Posted by:8 December, 2011
The debate about whether the country can afford to pay public sector pensions will, I’m sure, continue to rage long after the current dispute is resolved. And I doubt some sections of the media will ever stop referring to them as ‘gold-plated’.
But I’d like to take a step back from the politics, and look at the practicalities. So let’s try to disregard the fact that people are being asked to work longer and pay more in order to receive less (go on - I know it’s hard, but do try).
There are some basic issues that make the ever-rising retirement age simply unworkable for a huge proportion of public sector workers – and nurses in particular.
As they work on into their mid and late sixties, how are nurses expected to keep up with the demands of the job? They can have access to hoists, sliding boards and other equipment to move patients, but even so, many other aspects of the job make it hard physical work.
Will there be a division of labour so younger nurses take on the heavy work and older ones are given light duties? I can see that playing out well on the wards.

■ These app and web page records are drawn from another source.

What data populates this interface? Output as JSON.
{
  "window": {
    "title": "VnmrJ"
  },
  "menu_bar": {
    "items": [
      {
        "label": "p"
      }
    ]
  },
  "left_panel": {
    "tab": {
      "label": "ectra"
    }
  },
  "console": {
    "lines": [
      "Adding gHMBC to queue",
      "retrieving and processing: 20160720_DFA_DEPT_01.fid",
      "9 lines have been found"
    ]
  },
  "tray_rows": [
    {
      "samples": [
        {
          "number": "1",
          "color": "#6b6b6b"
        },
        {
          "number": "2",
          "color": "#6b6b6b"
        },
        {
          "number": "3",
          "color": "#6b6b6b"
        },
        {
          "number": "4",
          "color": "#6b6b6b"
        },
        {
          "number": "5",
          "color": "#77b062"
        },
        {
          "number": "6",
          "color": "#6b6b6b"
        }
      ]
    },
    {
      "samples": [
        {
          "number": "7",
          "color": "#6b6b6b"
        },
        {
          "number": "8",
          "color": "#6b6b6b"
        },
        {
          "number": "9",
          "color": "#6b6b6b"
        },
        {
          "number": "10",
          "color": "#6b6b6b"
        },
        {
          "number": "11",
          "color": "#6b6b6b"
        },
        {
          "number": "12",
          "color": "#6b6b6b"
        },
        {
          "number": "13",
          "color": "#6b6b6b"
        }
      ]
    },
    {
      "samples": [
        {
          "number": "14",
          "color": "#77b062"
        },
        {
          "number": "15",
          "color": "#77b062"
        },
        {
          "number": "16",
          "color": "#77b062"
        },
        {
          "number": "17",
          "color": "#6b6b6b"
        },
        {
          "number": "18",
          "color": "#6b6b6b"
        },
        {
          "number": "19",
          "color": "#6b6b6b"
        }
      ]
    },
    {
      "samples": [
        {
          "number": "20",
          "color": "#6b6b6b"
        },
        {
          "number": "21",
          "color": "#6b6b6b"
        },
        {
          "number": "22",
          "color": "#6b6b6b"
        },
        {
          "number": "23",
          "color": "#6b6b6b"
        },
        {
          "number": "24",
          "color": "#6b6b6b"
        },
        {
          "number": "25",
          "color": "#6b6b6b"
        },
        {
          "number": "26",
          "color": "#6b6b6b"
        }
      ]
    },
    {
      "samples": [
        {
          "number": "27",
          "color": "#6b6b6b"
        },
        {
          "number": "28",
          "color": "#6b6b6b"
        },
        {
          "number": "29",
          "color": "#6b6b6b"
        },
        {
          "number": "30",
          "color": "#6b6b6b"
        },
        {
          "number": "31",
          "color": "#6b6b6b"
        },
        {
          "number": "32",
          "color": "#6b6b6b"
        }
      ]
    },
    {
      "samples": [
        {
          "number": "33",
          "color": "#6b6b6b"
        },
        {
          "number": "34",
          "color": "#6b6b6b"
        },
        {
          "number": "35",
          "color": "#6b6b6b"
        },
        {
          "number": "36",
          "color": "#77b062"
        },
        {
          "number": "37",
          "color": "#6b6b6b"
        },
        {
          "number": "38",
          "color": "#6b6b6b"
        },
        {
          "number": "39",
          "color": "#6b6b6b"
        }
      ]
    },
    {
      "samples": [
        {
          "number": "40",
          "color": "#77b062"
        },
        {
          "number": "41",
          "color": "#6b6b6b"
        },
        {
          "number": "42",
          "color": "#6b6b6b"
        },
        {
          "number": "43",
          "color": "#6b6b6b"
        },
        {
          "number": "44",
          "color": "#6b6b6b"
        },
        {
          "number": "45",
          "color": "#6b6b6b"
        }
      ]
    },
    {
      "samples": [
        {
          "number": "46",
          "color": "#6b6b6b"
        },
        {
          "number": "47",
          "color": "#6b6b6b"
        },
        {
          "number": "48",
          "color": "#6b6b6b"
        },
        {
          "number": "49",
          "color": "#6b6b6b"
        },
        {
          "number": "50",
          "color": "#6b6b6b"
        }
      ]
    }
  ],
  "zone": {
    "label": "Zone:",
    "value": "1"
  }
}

And while ageing doesn’t have to equate with ill health, I’m only too aware myself that it is associated with a certain amount of unavoidable physical decline. A lot of it is manageable if irritating if you’re deskbound – the aching knee means you don’t bother going out at lunchtime, and I sometimes think a reduction in my hearing ability wouldn’t be all bad when a colleague bellows across the office while I’m trying to proofread.
But I’m lucky, my job doesn’t require me to walk miles a day, and hearing loss would mean I’d only miss out on an unwanted opinion rather than a plea for help from a frail patient. Working until 68 is unlikely to cause me much physical damage – although I’d probably benefit from having someone responsible for finding my glasses every time I leave them on a printer or someone else’s desk.
I suspect the working conditions of those who make decisions about how long people can be expected to continue nursing are more like mine than they are like yours.
Maybe Mr Osborne should spend a week working as a healthcare assistant. After all, you’re expected to ensure patients can make informed decisions, so surely politicians should be enabled to do so too?
From Practice blog
Your practice editors Kathryn, Ann and Eileen talk about nursing in practice